Reimagined and significantly rewritten by a creative team led by director Bill Condon making his Broadway debut, “Side Show” came in to Broadway with high hopes of carving out a place for the cult musical that the 1997 tuner never found in its first go on the Main Stem. Like the current production, that initial staging was largely well-reviewed, but couldn’t attract enough business to sustain it for more than a few months.
That first production lasted about three and a half months; the current one will have an even shorter lifespan, closing after a run of a bit more than two months.
Twice now, the subject matter of “Side Show” seems to have proven a difficult one for audiences to embrace. The musical is based on the true story of Violet and Daisy Hilton, conjoined twins who rose to fame and fortune in the 1920s and 30s. The current revival tried to hook audiences by playing up the Cinderella story in its marketing campaign.

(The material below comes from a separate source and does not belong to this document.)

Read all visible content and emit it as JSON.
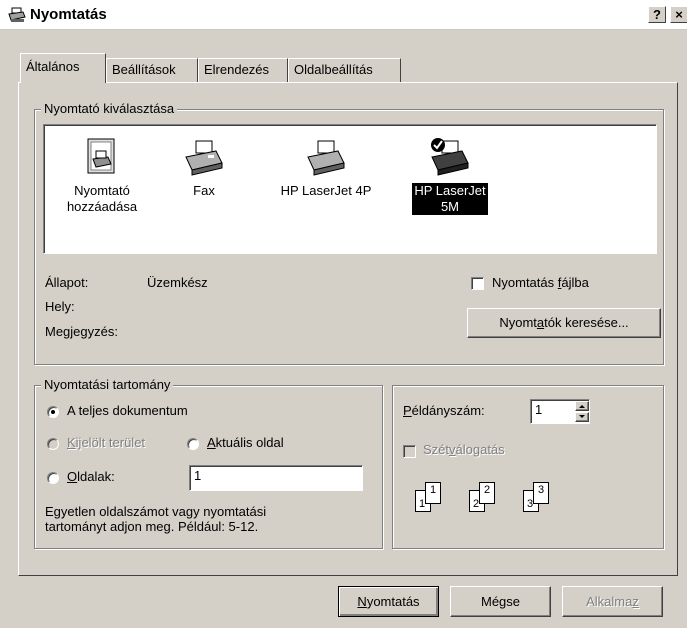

Since beginning performances in late October, weekly B.O. at “Side Show” hasn’t cracked the $500,000 mark. The production is poised to close at a loss of its entire capitalization cost of about $8 million.
Producers and investors can hope to recoup some of that loss with a potential staging on the West End, with talks underway to the get the production to London for its U.K. premiere.